Yes, they cut down on automobile usage, save  on pollution, provide cheap and convenient transport. But what’s the limit, and why aren’t there more protests about the numbers and the dangers they invite both to themselves and others? Am I in a  minority - a hapless two-footer who prefers to walk even when I can drive or ride?
Don’t even mention how few bikers or scooter users bother with helmets. Maybe in the future it will be up to the pedestrian to arm him or herself with some protection. Grouches like me are caught up in the quaint notion that everyday manners are at stake here. We see a need for new rules of civility in the age of hyper technology that go beyond (or maybe alongside) the current fixation on what constitutes privacy in a digital world. 
Likewise, (a slight digression) consider what are ‘proper’ use of communication methods along the nearly unfathomable internet road. Who is to say what are the rules? To text or not to text versus overwhelm one another with emails that can pile up by the hundreds without blocking devices that may or may not be effective. Does the texting person expect an imminent response  and how should the person on the other end react? Doesn’t this put unreal pressure on people to be constantly monitoring their phone for messages? Surely, many misunderstandings occur with the expectations assumed in the exchange.
Machines can help maketh the man ( literally so for Crisper technology and DNA manipulation or for procreation via In Vitro Fertilization) but they seem equally capable of killing him off. Robots and other AI devices, it’s surmised, promise to make many  human activities (even some body parts) irrelevant.
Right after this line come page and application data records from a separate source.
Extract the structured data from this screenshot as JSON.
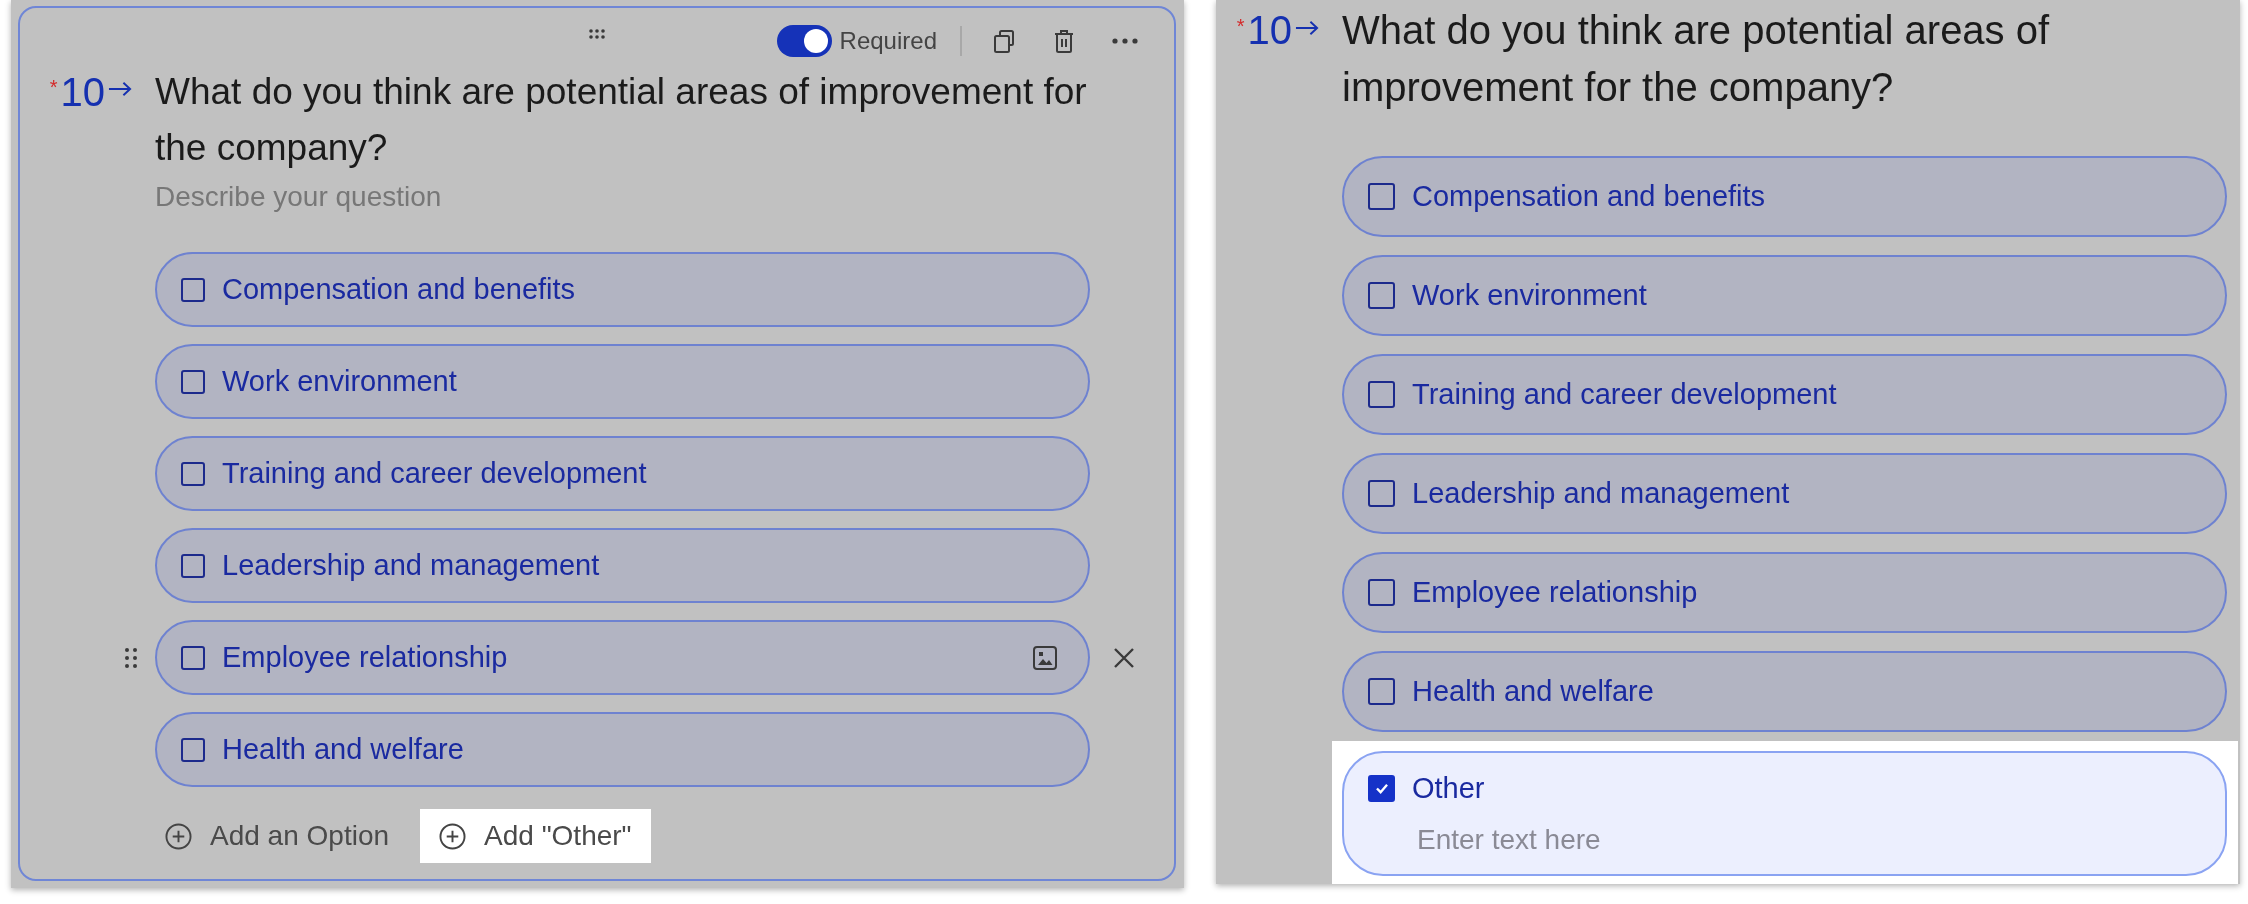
{
  "editor": {
    "toolbar": {
      "required": {
        "label": "Required",
        "on": true
      }
    },
    "question": {
      "required_mark": "*",
      "number": "10",
      "title": "What do you think are potential areas of improvement for the company?",
      "description": {
        "placeholder": "Describe your question"
      }
    },
    "options": [
      {
        "label": "Compensation and benefits",
        "checked": false,
        "hovered": false
      },
      {
        "label": "Work environment",
        "checked": false,
        "hovered": false
      },
      {
        "label": "Training and career development",
        "checked": false,
        "hovered": false
      },
      {
        "label": "Leadership and management",
        "checked": false,
        "hovered": false
      },
      {
        "label": "Employee relationship",
        "checked": false,
        "hovered": true
      },
      {
        "label": "Health and welfare",
        "checked": false,
        "hovered": false
      }
    ],
    "actions": [
      {
        "label": "Add an Option",
        "highlighted": false
      },
      {
        "label": "Add \"Other\"",
        "highlighted": true
      }
    ]
  },
  "preview": {
    "question": {
      "required_mark": "*",
      "number": "10",
      "title": "What do you think are potential areas of improvement for the company?"
    },
    "options": [
      {
        "kind": "choice",
        "label": "Compensation and benefits",
        "checked": false,
        "highlighted": false
      },
      {
        "kind": "choice",
        "label": "Work environment",
        "checked": false,
        "highlighted": false
      },
      {
        "kind": "choice",
        "label": "Training and career development",
        "checked": false,
        "highlighted": false
      },
      {
        "kind": "choice",
        "label": "Leadership and management",
        "checked": false,
        "highlighted": false
      },
      {
        "kind": "choice",
        "label": "Employee relationship",
        "checked": false,
        "highlighted": false
      },
      {
        "kind": "choice",
        "label": "Health and welfare",
        "checked": false,
        "highlighted": false
      },
      {
        "kind": "other",
        "label": "Other",
        "checked": true,
        "highlighted": true,
        "placeholder": "Enter text here"
      }
    ]
  }
}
If only that fast disappearing bicycle guy had thrown a ‘sorry’ in  my direction, I probably would not be writing these words. I might instead be  seeing fresh hope in the ability of a stranger to be sensitive to the needs of another and act accordingly.